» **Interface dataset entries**
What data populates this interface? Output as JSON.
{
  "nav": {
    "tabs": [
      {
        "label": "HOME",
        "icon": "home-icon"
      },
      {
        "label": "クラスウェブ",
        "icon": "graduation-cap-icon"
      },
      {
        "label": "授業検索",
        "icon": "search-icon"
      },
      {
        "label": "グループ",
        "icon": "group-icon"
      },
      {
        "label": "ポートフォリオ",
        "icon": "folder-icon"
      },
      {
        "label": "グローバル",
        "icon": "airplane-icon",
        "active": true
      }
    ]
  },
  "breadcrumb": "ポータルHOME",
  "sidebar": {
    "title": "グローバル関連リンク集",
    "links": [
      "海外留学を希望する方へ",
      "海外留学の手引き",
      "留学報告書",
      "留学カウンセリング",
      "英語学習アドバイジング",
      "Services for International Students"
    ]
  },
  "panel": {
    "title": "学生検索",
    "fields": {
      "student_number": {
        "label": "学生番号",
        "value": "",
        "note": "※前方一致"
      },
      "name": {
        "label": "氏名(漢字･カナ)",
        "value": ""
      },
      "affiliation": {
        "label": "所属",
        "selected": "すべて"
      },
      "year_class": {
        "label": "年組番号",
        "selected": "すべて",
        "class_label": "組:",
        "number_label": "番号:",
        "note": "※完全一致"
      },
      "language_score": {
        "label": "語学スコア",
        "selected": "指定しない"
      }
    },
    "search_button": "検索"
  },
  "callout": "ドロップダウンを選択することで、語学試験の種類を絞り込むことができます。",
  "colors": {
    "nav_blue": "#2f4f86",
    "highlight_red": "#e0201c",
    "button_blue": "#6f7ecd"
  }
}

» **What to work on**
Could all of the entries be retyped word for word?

» **Answer area**
What data populates this interface? Output as JSON.
{
  "nav": {
    "tabs": [
      {
        "label": "HOME",
        "icon": "home-icon"
      },
      {
        "label": "クラスウェブ",
        "icon": "graduation-cap-icon"
      },
      {
        "label": "授業検索",
        "icon": "search-icon"
      },
      {
        "label": "グループ",
        "icon": "group-icon"
      },
      {
        "label": "ポートフォリオ",
        "icon": "folder-icon"
      },
      {
        "label": "グローバル",
        "icon": "airplane-icon",
        "active": true
      }
    ]
  },
  "breadcrumb": "ポータルHOME",
  "sidebar": {
    "title": "グローバル関連リンク集",
    "links": [
      "海外留学を希望する方へ",
      "海外留学の手引き",
      "留学報告書",
      "留学カウンセリング",
      "英語学習アドバイジング",
      "Services for International Students"
    ]
  },
  "panel": {
    "title": "学生検索",
    "fields": {
      "student_number": {
        "label": "学生番号",
        "value": "",
        "note": "※前方一致"
      },
      "name": {
        "label": "氏名(漢字･カナ)",
        "value": ""
      },
      "affiliation": {
        "label": "所属",
        "selected": "すべて"
      },
      "year_class": {
        "label": "年組番号",
        "selected": "すべて",
        "class_label": "組:",
        "number_label": "番号:",
        "note": "※完全一致"
      },
      "language_score": {
        "label": "語学スコア",
        "selected": "指定しない"
      }
    },
    "search_button": "検索"
  },
  "callout": "ドロップダウンを選択することで、語学試験の種類を絞り込むことができます。",
  "colors": {
    "nav_blue": "#2f4f86",
    "highlight_red": "#e0201c",
    "button_blue": "#6f7ecd"
  }
}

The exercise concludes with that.